### Working data ###
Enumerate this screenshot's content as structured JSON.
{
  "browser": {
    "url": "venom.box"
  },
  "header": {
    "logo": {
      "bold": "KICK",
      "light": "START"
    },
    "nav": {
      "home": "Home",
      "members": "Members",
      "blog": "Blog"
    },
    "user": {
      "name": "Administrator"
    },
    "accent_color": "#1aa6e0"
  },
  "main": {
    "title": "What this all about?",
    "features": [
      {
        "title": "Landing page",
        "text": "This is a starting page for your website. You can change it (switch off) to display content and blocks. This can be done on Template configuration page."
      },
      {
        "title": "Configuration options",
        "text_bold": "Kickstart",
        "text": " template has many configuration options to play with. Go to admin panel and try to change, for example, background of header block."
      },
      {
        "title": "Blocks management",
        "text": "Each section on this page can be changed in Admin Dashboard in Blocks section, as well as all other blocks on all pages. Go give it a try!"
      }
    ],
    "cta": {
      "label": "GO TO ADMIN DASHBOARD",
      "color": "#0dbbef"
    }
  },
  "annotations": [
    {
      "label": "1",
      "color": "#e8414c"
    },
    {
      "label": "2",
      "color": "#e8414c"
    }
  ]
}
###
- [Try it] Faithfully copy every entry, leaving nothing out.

- [Answer to the problem]
Enumerate this screenshot's content as structured JSON.
{
  "browser": {
    "url": "venom.box"
  },
  "header": {
    "logo": {
      "bold": "KICK",
      "light": "START"
    },
    "nav": {
      "home": "Home",
      "members": "Members",
      "blog": "Blog"
    },
    "user": {
      "name": "Administrator"
    },
    "accent_color": "#1aa6e0"
  },
  "main": {
    "title": "What this all about?",
    "features": [
      {
        "title": "Landing page",
        "text": "This is a starting page for your website. You can change it (switch off) to display content and blocks. This can be done on Template configuration page."
      },
      {
        "title": "Configuration options",
        "text_bold": "Kickstart",
        "text": " template has many configuration options to play with. Go to admin panel and try to change, for example, background of header block."
      },
      {
        "title": "Blocks management",
        "text": "Each section on this page can be changed in Admin Dashboard in Blocks section, as well as all other blocks on all pages. Go give it a try!"
      }
    ],
    "cta": {
      "label": "GO TO ADMIN DASHBOARD",
      "color": "#0dbbef"
    }
  },
  "annotations": [
    {
      "label": "1",
      "color": "#e8414c"
    },
    {
      "label": "2",
      "color": "#e8414c"
    }
  ]
}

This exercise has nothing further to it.